───── Entries supplied

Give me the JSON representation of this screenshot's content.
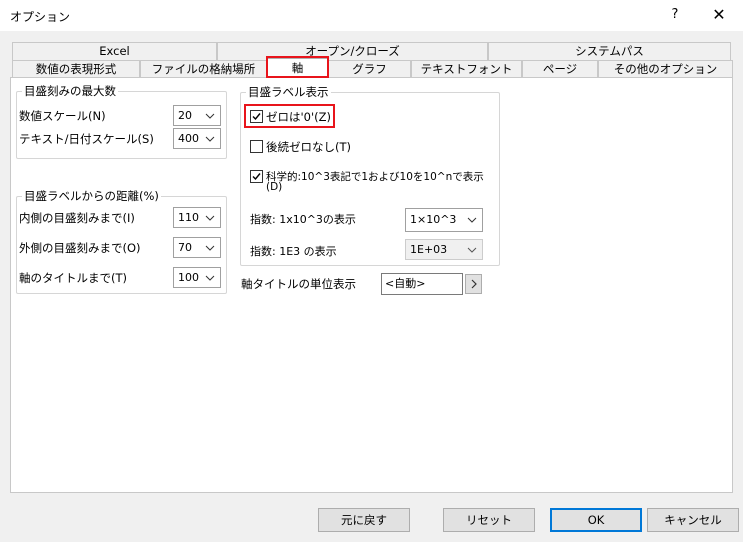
{
  "window": {
    "title": "オプション",
    "help_label": "?",
    "close_label": "✕"
  },
  "tabs": {
    "row1": [
      "Excel",
      "オープン/クローズ",
      "システムパス"
    ],
    "row2": [
      "数値の表現形式",
      "ファイルの格納場所",
      "軸",
      "グラフ",
      "テキストフォント",
      "ページ",
      "その他のオプション"
    ],
    "selected": "軸"
  },
  "max_ticks": {
    "title": "目盛刻みの最大数",
    "numeric_label": "数値スケール(N)",
    "numeric_value": "20",
    "text_date_label": "テキスト/日付スケール(S)",
    "text_date_value": "400"
  },
  "distance": {
    "title": "目盛ラベルからの距離(%)",
    "inner_label": "内側の目盛刻みまで(I)",
    "inner_value": "110",
    "outer_label": "外側の目盛刻みまで(O)",
    "outer_value": "70",
    "axis_title_label": "軸のタイトルまで(T)",
    "axis_title_value": "100"
  },
  "tick_label_display": {
    "title": "目盛ラベル表示",
    "zero_as_0_label": "ゼロは'0'(Z)",
    "zero_as_0_checked": true,
    "no_trailing_zero_label": "後続ゼロなし(T)",
    "no_trailing_zero_checked": false,
    "scientific_label_line1": "科学的:10^3表記で1および10を10^nで表示",
    "scientific_label_line2": "(D)",
    "scientific_checked": true,
    "exp_1x10_label": "指数: 1x10^3の表示",
    "exp_1x10_value": "1×10^3",
    "exp_1e3_label": "指数: 1E3 の表示",
    "exp_1e3_value": "1E+03"
  },
  "axis_unit": {
    "label": "軸タイトルの単位表示",
    "value": "<自動>"
  },
  "buttons": {
    "revert": "元に戻す",
    "reset": "リセット",
    "ok": "OK",
    "cancel": "キャンセル"
  },
  "colors": {
    "highlight": "#e8141b",
    "accent": "#0078d7"
  }
}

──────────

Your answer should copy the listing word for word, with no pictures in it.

Give me the JSON representation of this screenshot's content.
{
  "window": {
    "title": "オプション",
    "help_label": "?",
    "close_label": "✕"
  },
  "tabs": {
    "row1": [
      "Excel",
      "オープン/クローズ",
      "システムパス"
    ],
    "row2": [
      "数値の表現形式",
      "ファイルの格納場所",
      "軸",
      "グラフ",
      "テキストフォント",
      "ページ",
      "その他のオプション"
    ],
    "selected": "軸"
  },
  "max_ticks": {
    "title": "目盛刻みの最大数",
    "numeric_label": "数値スケール(N)",
    "numeric_value": "20",
    "text_date_label": "テキスト/日付スケール(S)",
    "text_date_value": "400"
  },
  "distance": {
    "title": "目盛ラベルからの距離(%)",
    "inner_label": "内側の目盛刻みまで(I)",
    "inner_value": "110",
    "outer_label": "外側の目盛刻みまで(O)",
    "outer_value": "70",
    "axis_title_label": "軸のタイトルまで(T)",
    "axis_title_value": "100"
  },
  "tick_label_display": {
    "title": "目盛ラベル表示",
    "zero_as_0_label": "ゼロは'0'(Z)",
    "zero_as_0_checked": true,
    "no_trailing_zero_label": "後続ゼロなし(T)",
    "no_trailing_zero_checked": false,
    "scientific_label_line1": "科学的:10^3表記で1および10を10^nで表示",
    "scientific_label_line2": "(D)",
    "scientific_checked": true,
    "exp_1x10_label": "指数: 1x10^3の表示",
    "exp_1x10_value": "1×10^3",
    "exp_1e3_label": "指数: 1E3 の表示",
    "exp_1e3_value": "1E+03"
  },
  "axis_unit": {
    "label": "軸タイトルの単位表示",
    "value": "<自動>"
  },
  "buttons": {
    "revert": "元に戻す",
    "reset": "リセット",
    "ok": "OK",
    "cancel": "キャンセル"
  },
  "colors": {
    "highlight": "#e8141b",
    "accent": "#0078d7"
  }
}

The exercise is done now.